A lot of my travel has been within the United States and Europe, and I’ve become accustomed to public restrooms being a somewhat of a rarity, especially in Europe where you often have to pay to use a toilet. I was pleasantly surprised in Tokyo, where each shop, restaurant, shrine, park, you name it, had multiple options for bathrooms. When you’re out all day and every day of your trip, this is just one thing that makes it a bit easier. But be warned – there are indeed plenty of “squatty potties” and many don’t have hand soap.
4. But almost no garbage cans!
Japan is an extremely clean country, but with barely any trash cans! It boggles my mind a bit to think of how they maintain the clear streets, but it is truly a struggle to find a bin to throw your trash in. Keep this in mind as you buy things to eat or drink, especially from the many vending machines. You will likely be walking around with the waste for a while if you don’t stay inside a restaurant.
5. Smoking is allowed in most places.
As a non-smoker, this was a bit of a peeve during my visit. There were a couple of restaurants that we had to walk in and out of because of how strong the smell of smoke was. Many locations have designated smoking areas, but those that don’t can be tough for people with allergies.
6. Your meals begin with a hot towel or wet napkin.
This was one of my favorite parts of eating in Tokyo! With most meals you receive a hot towel when you sit down to wipe your hands and face with. Especially because I visited in winter, this was a nice little treat. In places where I did not receive a hot towel, I got a wet napkin in its place. Both were nice for feeling clean and freshened up before starting your meal.
7. It’s not rude to call over a waiter.
In fact, you won’t be served in most restaurants unless you do! It took me a bit to get used to, but you can simply wave or call out to a server to get their attention for anything you need. Of course you should still be polite in doing so, but you don’t need to worry about seeming impatient.
8. And at almost every restaurant you pay at the counter.
After you are finished ordering, your waiter will likely bring your check over right away. This is not to rush you, but to allow you to leave whenever you would like. Most restaurants in Tokyo were like diners in that you just walked with the check to the register and paid right before walking out the door. And remember, no tipping here!
9. Cash rules.

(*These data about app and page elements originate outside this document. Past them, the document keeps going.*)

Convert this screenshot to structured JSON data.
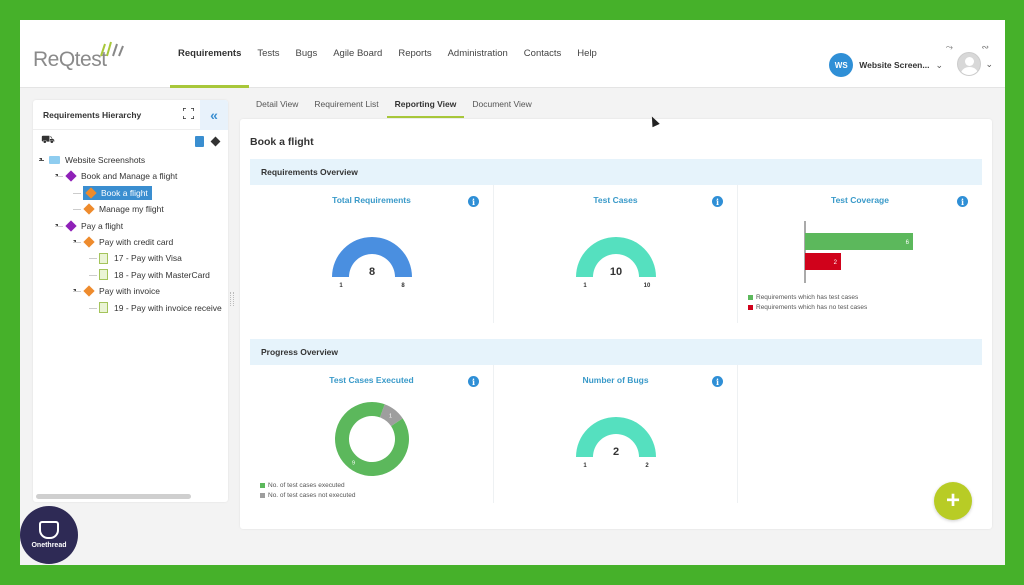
{
  "app": {
    "logo": "ReQtest",
    "nav": [
      "Requirements",
      "Tests",
      "Bugs",
      "Agile Board",
      "Reports",
      "Administration",
      "Contacts",
      "Help"
    ],
    "active_nav": "Requirements",
    "account": {
      "initials": "WS",
      "name": "Website Screen..."
    },
    "accent_color": "#a8c73a",
    "brand_blue": "#2f8fd6"
  },
  "sidebar": {
    "title": "Requirements Hierarchy",
    "tree": [
      {
        "label": "Website Screenshots",
        "type": "folder",
        "level": 0
      },
      {
        "label": "Book and Manage a flight",
        "type": "epic",
        "level": 1
      },
      {
        "label": "Book a flight",
        "type": "requirement",
        "level": 2,
        "selected": true
      },
      {
        "label": "Manage my flight",
        "type": "requirement",
        "level": 2
      },
      {
        "label": "Pay a flight",
        "type": "epic",
        "level": 1
      },
      {
        "label": "Pay with credit card",
        "type": "requirement",
        "level": 2
      },
      {
        "label": "17 - Pay with Visa",
        "type": "file",
        "level": 3
      },
      {
        "label": "18 - Pay with MasterCard",
        "type": "file",
        "level": 3
      },
      {
        "label": "Pay with invoice",
        "type": "requirement",
        "level": 2
      },
      {
        "label": "19 - Pay with invoice receive",
        "type": "file",
        "level": 3
      }
    ]
  },
  "tabs": [
    "Detail View",
    "Requirement List",
    "Reporting View",
    "Document View"
  ],
  "active_tab": "Reporting View",
  "main": {
    "title": "Book a flight",
    "requirements_overview": {
      "heading": "Requirements Overview"
    },
    "progress_overview": {
      "heading": "Progress Overview"
    }
  },
  "chart_data": [
    {
      "type": "gauge",
      "title": "Total Requirements",
      "value": 8,
      "min": 1,
      "max": 8,
      "color": "#4a8fe0",
      "min_label": "1",
      "max_label": "8",
      "value_label": "8"
    },
    {
      "type": "gauge",
      "title": "Test Cases",
      "value": 10,
      "min": 1,
      "max": 10,
      "color": "#55e0bf",
      "min_label": "1",
      "max_label": "10",
      "value_label": "10"
    },
    {
      "type": "bar",
      "orientation": "horizontal",
      "title": "Test Coverage",
      "categories": [
        "Requirements which has test cases",
        "Requirements which has no test cases"
      ],
      "values": [
        6,
        2
      ],
      "colors": [
        "#5cb85c",
        "#d0021b"
      ],
      "value_labels": [
        "6",
        "2"
      ],
      "legend": "bottom-left"
    },
    {
      "type": "pie",
      "donut": true,
      "title": "Test Cases Executed",
      "categories": [
        "No. of test cases executed",
        "No. of test cases not executed"
      ],
      "values": [
        9,
        1
      ],
      "colors": [
        "#5cb85c",
        "#9e9e9e"
      ],
      "value_labels": [
        "9",
        "1"
      ],
      "legend": "bottom-left"
    },
    {
      "type": "gauge",
      "title": "Number of Bugs",
      "value": 2,
      "min": 1,
      "max": 2,
      "color": "#55e0bf",
      "min_label": "1",
      "max_label": "2",
      "value_label": "2"
    }
  ],
  "fab_label": "+",
  "watermark": "Onethread"
}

I pay with plastic any chance I get while I’m at home, but in Japan it is much easier to stick to cash. Many shops and restaurants are cash only, and even if they aren’t, it’s often a process to pay with a credit card. My tip is to get out as much money as you think you’ll need at the beginning of the trip so you don’t have to keep returning to ATMS and pay the foreign transaction fees!
10. It’s not that expensive!
Another misconception I had about Tokyo was that everything was going to be very expensive, and that wasn’t true! There were the some tourist traps that charged way more than they should, but overall I found the city affordable. The metro is only about $1 to $2 per trip, and even when I journeyed to Kamakura it only cost $10. You can find a good meal of ramen, noodles, or gyoza for under $10 too! Sushi is on the more expensive side, but it’s actually much less common than I expected.
11. Honesty is the only policy.
Don’t let your guard fall too far down, but overall the Japanese people I interacted were kind, polite, and honest. I didn’t meet a single person who wasn’t willing to help me out or chat for a bit. A great example of the character I experienced was when we went to a bar called Asyl in Golden Gai. We returned to this bar two nights after our original visit, and Abe, the owner, greeted us immediately by giving a friend back a 50 yen piece, saying that he had accidentally overcharged him the last time we were there. The hospitality was amazing all around!
If you are traveling to Tokyo for the first time, I hope that these tips will help you feel more prepared for visit. And if you’ve been before, did these things surprise you as well? Let me know if you have any other tips for first-timers in the city.